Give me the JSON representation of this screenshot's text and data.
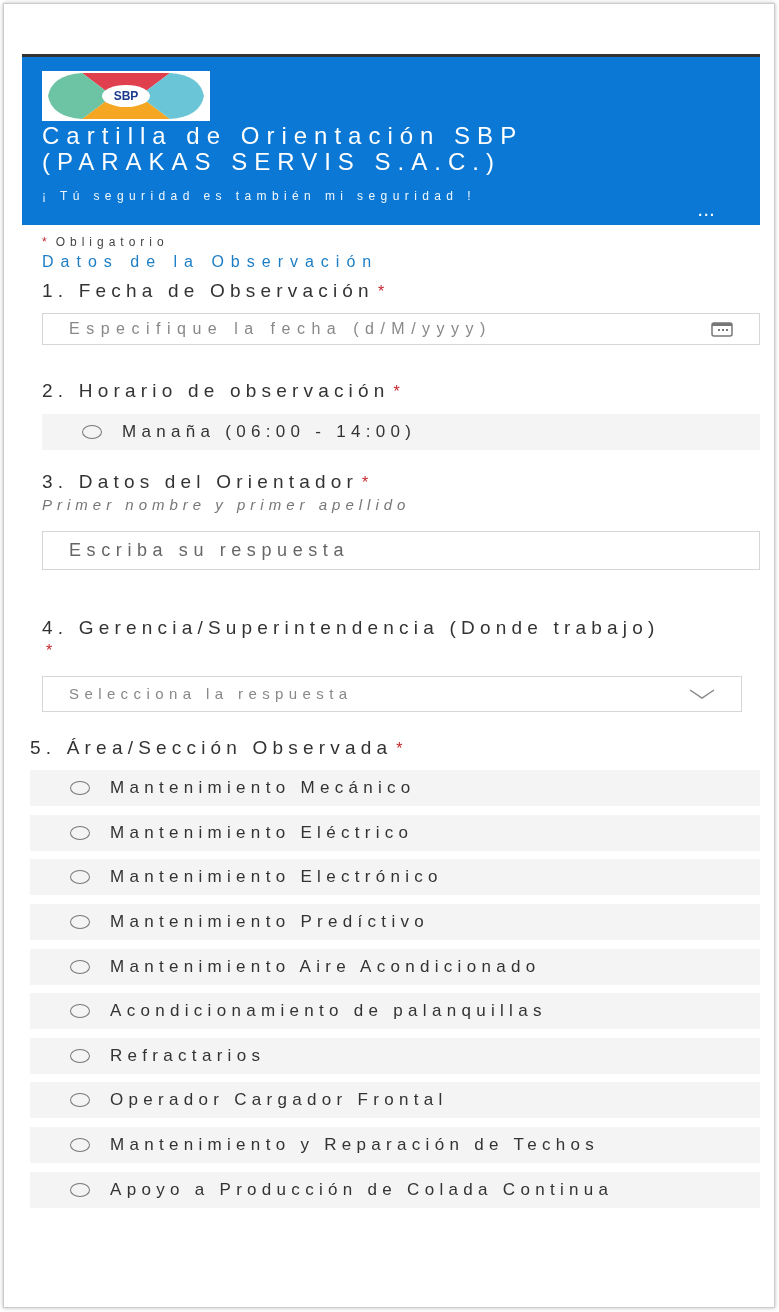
{
  "header": {
    "logo_text": "SBP",
    "title": "Cartilla de Orientación SBP (PARAKAS SERVIS S.A.C.)",
    "subtitle": "¡ Tú seguridad es también mi seguridad !",
    "menu": "..."
  },
  "required_note": {
    "mark": "*",
    "label": "Obligatorio"
  },
  "section_title": "Datos de la Observación",
  "questions": [
    {
      "kind": "date",
      "number": "1.",
      "title": "Fecha de Observación",
      "required": true,
      "placeholder": "Especifique la fecha (d/M/yyyy)"
    },
    {
      "kind": "choice",
      "number": "2.",
      "title": "Horario de observación",
      "required": true,
      "options": [
        {
          "label": "Manaña (06:00 - 14:00)",
          "selected": false
        }
      ]
    },
    {
      "kind": "text",
      "number": "3.",
      "title": "Datos del Orientador",
      "required": true,
      "subtitle": "Primer nombre y primer apellido",
      "placeholder": "Escriba su respuesta"
    },
    {
      "kind": "dropdown",
      "number": "4.",
      "title": "Gerencia/Superintendencia (Donde trabajo)",
      "required": true,
      "placeholder": "Selecciona la respuesta"
    },
    {
      "kind": "choice",
      "number": "5.",
      "title": "Área/Sección Observada",
      "required": true,
      "options": [
        {
          "label": "Mantenimiento Mecánico",
          "selected": false
        },
        {
          "label": "Mantenimiento Eléctrico",
          "selected": false
        },
        {
          "label": "Mantenimiento Electrónico",
          "selected": false
        },
        {
          "label": "Mantenimiento Predíctivo",
          "selected": false
        },
        {
          "label": "Mantenimiento Aire Acondicionado",
          "selected": false
        },
        {
          "label": "Acondicionamiento de palanquillas",
          "selected": false
        },
        {
          "label": "Refractarios",
          "selected": false
        },
        {
          "label": "Operador Cargador Frontal",
          "selected": false
        },
        {
          "label": "Mantenimiento y Reparación de Techos",
          "selected": false
        },
        {
          "label": "Apoyo a Producción de Colada Continua",
          "selected": false
        }
      ]
    }
  ]
}
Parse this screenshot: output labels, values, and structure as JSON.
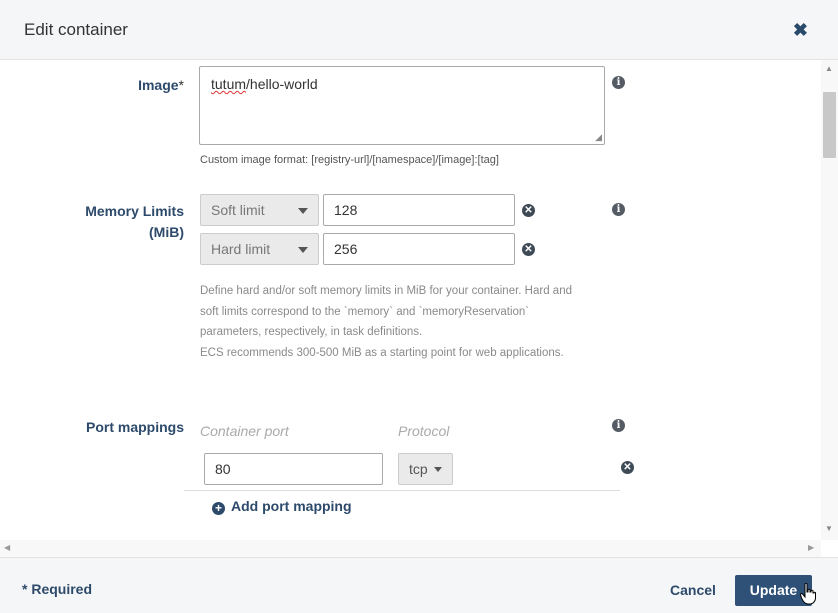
{
  "modal": {
    "title": "Edit container",
    "close_glyph": "✖"
  },
  "image": {
    "label": "Image",
    "required_mark": "*",
    "value_underlined": "tutum",
    "value_rest": "/hello-world",
    "help": "Custom image format: [registry-url]/[namespace]/[image]:[tag]"
  },
  "memory": {
    "label_line1": "Memory Limits",
    "label_line2": "(MiB)",
    "soft": {
      "select_label": "Soft limit",
      "value": "128"
    },
    "hard": {
      "select_label": "Hard limit",
      "value": "256"
    },
    "help_lines": [
      "Define hard and/or soft memory limits in MiB for your container. Hard and",
      "soft limits correspond to the `memory` and `memoryReservation`",
      "parameters, respectively, in task definitions.",
      "ECS recommends 300-500 MiB as a starting point for web applications."
    ]
  },
  "ports": {
    "label": "Port mappings",
    "col_container_port": "Container port",
    "col_protocol": "Protocol",
    "rows": [
      {
        "container_port": "80",
        "protocol": "tcp"
      }
    ],
    "add_label": "Add port mapping"
  },
  "footer": {
    "required_note": "* Required",
    "cancel_label": "Cancel",
    "update_label": "Update"
  },
  "icons": {
    "info": "info-icon",
    "clear": "clear-circle-icon",
    "add": "plus-circle-icon"
  },
  "colors": {
    "accent": "#2f5177",
    "label": "#2d4a6b",
    "header_bg": "#f5f6f7"
  }
}
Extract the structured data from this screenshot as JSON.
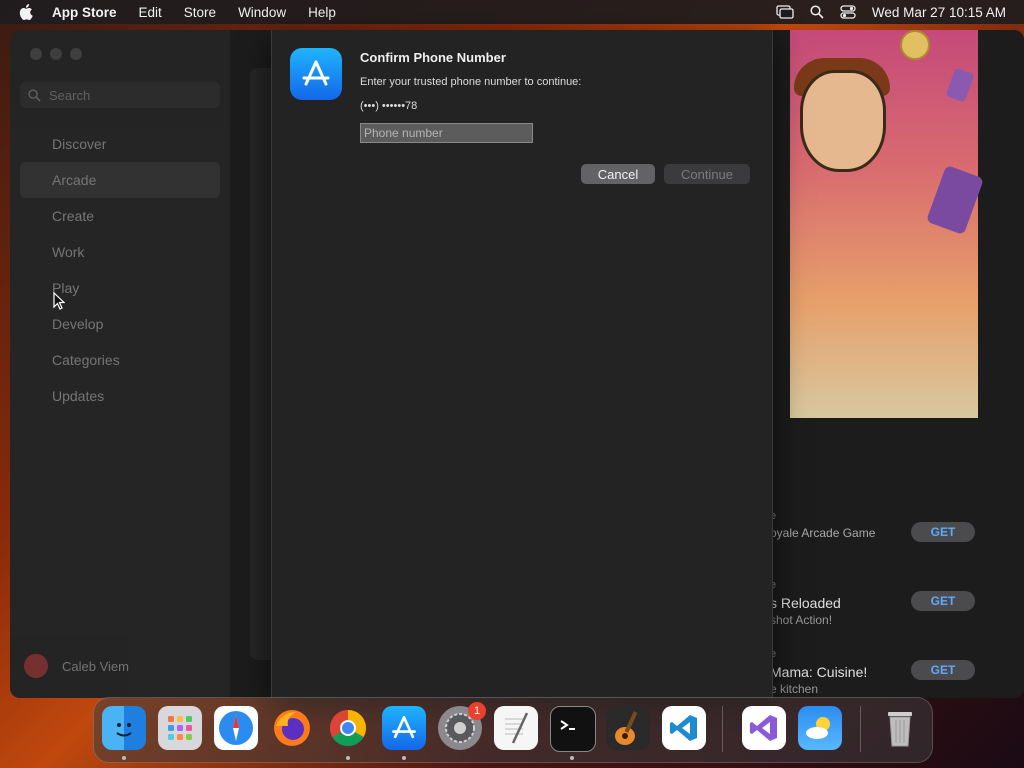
{
  "menubar": {
    "app_name": "App Store",
    "items": [
      "Edit",
      "Store",
      "Window",
      "Help"
    ],
    "clock": "Wed Mar 27  10:15 AM"
  },
  "sidebar": {
    "search_placeholder": "Search",
    "items": [
      {
        "label": "Discover"
      },
      {
        "label": "Arcade"
      },
      {
        "label": "Create"
      },
      {
        "label": "Work"
      },
      {
        "label": "Play"
      },
      {
        "label": "Develop"
      },
      {
        "label": "Categories"
      },
      {
        "label": "Updates"
      }
    ],
    "active": "Arcade",
    "user_name": "Caleb Viem"
  },
  "games": [
    {
      "sub": "e",
      "line1": "oyale Arcade Game",
      "line2": "",
      "get": "GET"
    },
    {
      "sub": "e",
      "line1": "s Reloaded",
      "line2": "shot Action!",
      "get": "GET"
    },
    {
      "sub": "e",
      "line1": "Mama: Cuisine!",
      "line2": "e kitchen",
      "get": "GET"
    }
  ],
  "dialog": {
    "title": "Confirm Phone Number",
    "message": "Enter your trusted phone number to continue:",
    "masked_number": "(•••) ••••••78",
    "input_placeholder": "Phone number",
    "input_value": "",
    "cancel_label": "Cancel",
    "continue_label": "Continue"
  },
  "dock": {
    "apps": [
      "finder-icon",
      "launchpad-icon",
      "safari-icon",
      "firefox-icon",
      "chrome-icon",
      "app-store-icon",
      "system-settings-icon",
      "textedit-icon",
      "terminal-icon",
      "garageband-icon",
      "vscode-icon",
      "visual-studio-icon",
      "weather-icon",
      "trash-icon"
    ],
    "settings_badge": "1"
  },
  "colors": {
    "accent_blue": "#1e88f5",
    "get_text": "#5fa8ff",
    "badge_red": "#e8412f"
  }
}
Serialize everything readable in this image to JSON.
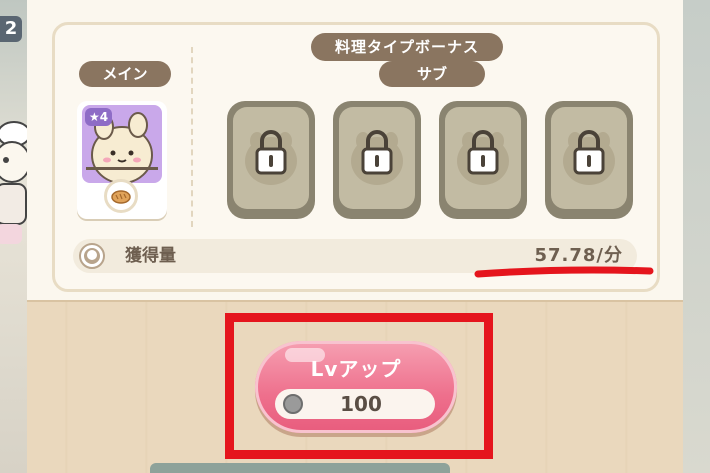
{
  "hud": {
    "level_number": "2"
  },
  "bonus_panel": {
    "title": "料理タイプボーナス",
    "main_label": "メイン",
    "sub_label": "サブ",
    "main_card": {
      "star_level": "4",
      "icon": "character-icon"
    },
    "sub_slots": [
      {
        "state": "locked",
        "icon": "lock-icon"
      },
      {
        "state": "locked",
        "icon": "lock-icon"
      },
      {
        "state": "locked",
        "icon": "lock-icon"
      },
      {
        "state": "locked",
        "icon": "lock-icon"
      }
    ],
    "gain": {
      "label": "獲得量",
      "value": "57.78/分"
    }
  },
  "level_up": {
    "label": "Lvアップ",
    "cost": "100",
    "cost_icon": "coin-icon"
  },
  "colors": {
    "panel_brown": "#8a7560",
    "button_pink": "#ee6f8c",
    "highlight_red": "#e5151d",
    "locked_slot": "#c2bba3"
  }
}
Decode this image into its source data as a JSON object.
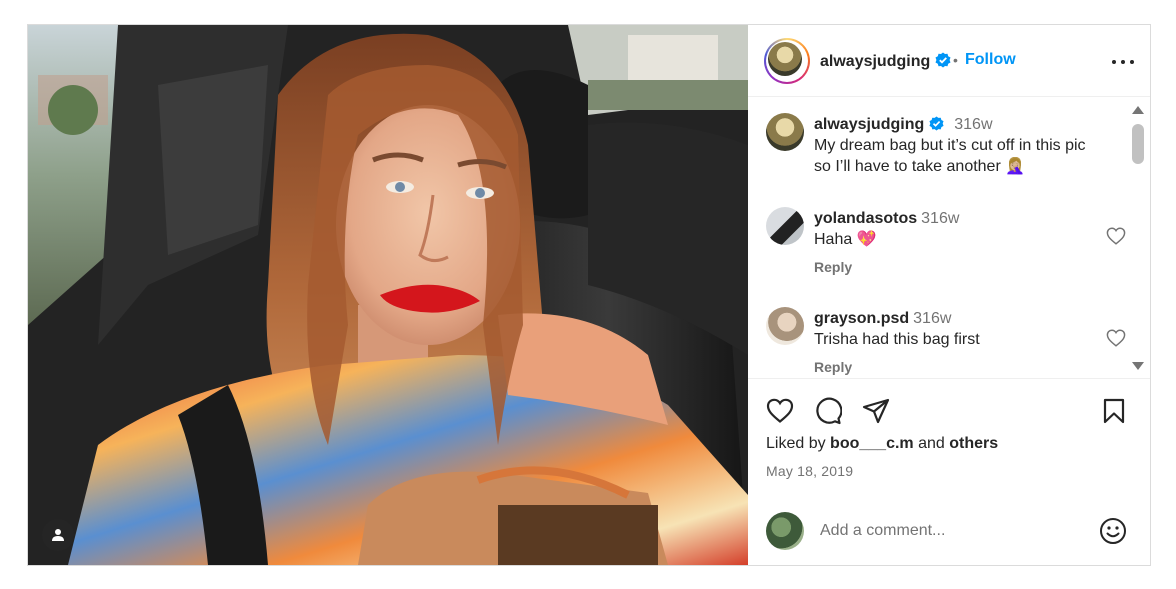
{
  "post": {
    "username": "alwaysjudging",
    "follow_label": "Follow",
    "separator": "•",
    "more_label": "More options"
  },
  "comments": [
    {
      "username": "alwaysjudging",
      "verified": true,
      "time": "316w",
      "text": "My dream bag but it’s cut off in this pic so I’ll have to take another 🤦🏼‍♀️",
      "text_line1": "My dream bag but it’s cut off in this pic",
      "text_line2": "so I’ll have to take another 🤦🏼‍♀️"
    },
    {
      "username": "yolandasotos",
      "time": "316w",
      "text": "Haha 💖",
      "reply_label": "Reply"
    },
    {
      "username": "grayson.psd",
      "time": "316w",
      "text": "Trisha had this bag first",
      "reply_label": "Reply"
    }
  ],
  "likes": {
    "prefix": "Liked by ",
    "liker": "boo___c.m",
    "middle": " and ",
    "others": "others"
  },
  "date": "May 18, 2019",
  "add_comment": {
    "placeholder": "Add a comment..."
  },
  "icons": {
    "like": "heart-icon",
    "comment": "comment-icon",
    "share": "share-icon",
    "save": "bookmark-icon",
    "emoji": "emoji-icon",
    "verified": "verified-badge-icon",
    "user_tag": "user-tag-icon"
  },
  "colors": {
    "accent": "#0095f6",
    "verified": "#0095f6",
    "text": "#262626",
    "muted": "#737373",
    "border": "#dbdbdb",
    "lips": "#d4161c"
  }
}
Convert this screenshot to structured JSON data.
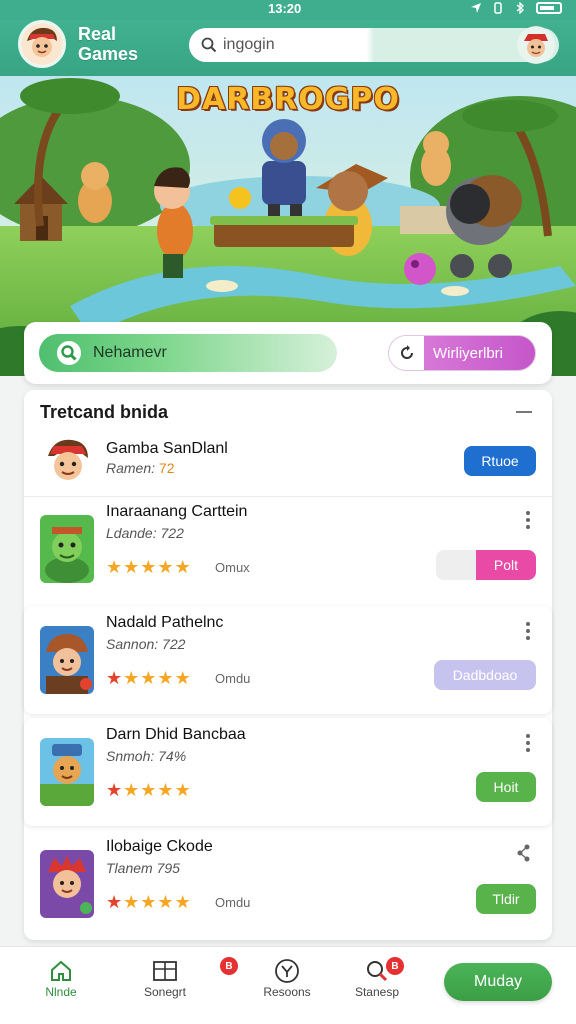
{
  "status_bar": {
    "time": "13:20"
  },
  "header": {
    "title": "Real Games",
    "search_placeholder": "ingogin"
  },
  "banner": {
    "title": "DARBROGPO"
  },
  "actions": {
    "primary_label": "Nehamevr",
    "secondary_label": "Wirliyerlbri"
  },
  "list": {
    "title": "Tretcand bnida",
    "items": [
      {
        "title": "Gamba SanDlanl",
        "subtitle_prefix": "Ramen:",
        "subtitle_value": "72",
        "button": "Rtuoe",
        "button_color": "#1f6fd1",
        "rating": 0
      },
      {
        "title": "Inaraanang Carttein",
        "subtitle": "Ldande: 722",
        "meta": "Omux",
        "button": "Polt",
        "button_color": "#e84aa6",
        "rating": 5,
        "first_star_red": false
      },
      {
        "title": "Nadald Pathelnc",
        "subtitle": "Sannon: 722",
        "meta": "Omdu",
        "button": "Dadbdoao",
        "button_color": "#c7c3ef",
        "rating": 5,
        "first_star_red": true
      },
      {
        "title": "Darn Dhid Bancbaa",
        "subtitle": "Snmoh: 74%",
        "meta": "",
        "button": "Hoit",
        "button_color": "#57b34a",
        "rating": 5,
        "first_star_red": true
      },
      {
        "title": "Ilobaige Ckode",
        "subtitle": "Tlanem 795",
        "meta": "Omdu",
        "button": "Tldir",
        "button_color": "#57b34a",
        "rating": 5,
        "first_star_red": true
      }
    ]
  },
  "bottom_nav": {
    "items": [
      {
        "label": "Nlnde",
        "icon": "home-icon"
      },
      {
        "label": "Sonegrt",
        "icon": "grid-icon",
        "badge": "B"
      },
      {
        "label": "Resoons",
        "icon": "compass-icon"
      },
      {
        "label": "Stanesp",
        "icon": "search-icon",
        "badge": "B"
      }
    ],
    "cta_label": "Muday"
  },
  "colors": {
    "brand_green": "#3fae8f",
    "accent_blue": "#1f6fd1",
    "accent_pink": "#e84aa6",
    "accent_purple": "#c556c9",
    "star_gold": "#f5a623"
  }
}
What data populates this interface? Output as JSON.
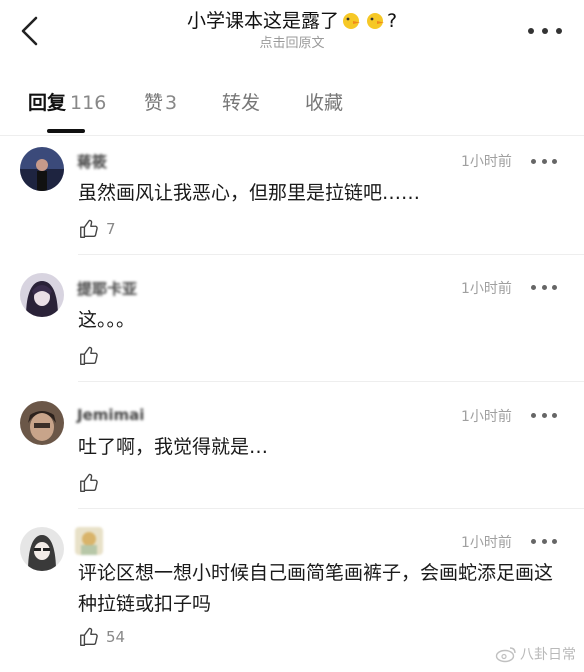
{
  "header": {
    "title_text": "小学课本这是露了",
    "title_suffix": "?",
    "subtitle": "点击回原文"
  },
  "tabs": [
    {
      "label": "回复",
      "count": "116",
      "active": true
    },
    {
      "label": "赞",
      "count": "3",
      "active": false
    },
    {
      "label": "转发",
      "count": "",
      "active": false
    },
    {
      "label": "收藏",
      "count": "",
      "active": false
    }
  ],
  "comments": [
    {
      "username": "蒋筱",
      "time": "1小时前",
      "text": "虽然画风让我恶心，但那里是拉链吧……",
      "likes": "7"
    },
    {
      "username": "提耶卡亚",
      "time": "1小时前",
      "text": "这。。。",
      "likes": ""
    },
    {
      "username": "Jemimai",
      "time": "1小时前",
      "text": "吐了啊，我觉得就是…",
      "likes": ""
    },
    {
      "username": "",
      "time": "1小时前",
      "text": "评论区想一想小时候自己画简笔画裤子，会画蛇添足画这种拉链或扣子吗",
      "likes": "54"
    }
  ],
  "watermark": "八卦日常"
}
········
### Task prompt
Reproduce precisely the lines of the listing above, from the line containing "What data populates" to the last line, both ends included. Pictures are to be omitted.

### Answer to the problem
What data populates this interface? Output as JSON.
{
  "header": {
    "title_text": "小学课本这是露了",
    "title_suffix": "?",
    "subtitle": "点击回原文"
  },
  "tabs": [
    {
      "label": "回复",
      "count": "116",
      "active": true
    },
    {
      "label": "赞",
      "count": "3",
      "active": false
    },
    {
      "label": "转发",
      "count": "",
      "active": false
    },
    {
      "label": "收藏",
      "count": "",
      "active": false
    }
  ],
  "comments": [
    {
      "username": "蒋筱",
      "time": "1小时前",
      "text": "虽然画风让我恶心，但那里是拉链吧……",
      "likes": "7"
    },
    {
      "username": "提耶卡亚",
      "time": "1小时前",
      "text": "这。。。",
      "likes": ""
    },
    {
      "username": "Jemimai",
      "time": "1小时前",
      "text": "吐了啊，我觉得就是…",
      "likes": ""
    },
    {
      "username": "",
      "time": "1小时前",
      "text": "评论区想一想小时候自己画简笔画裤子，会画蛇添足画这种拉链或扣子吗",
      "likes": "54"
    }
  ],
  "watermark": "八卦日常"
}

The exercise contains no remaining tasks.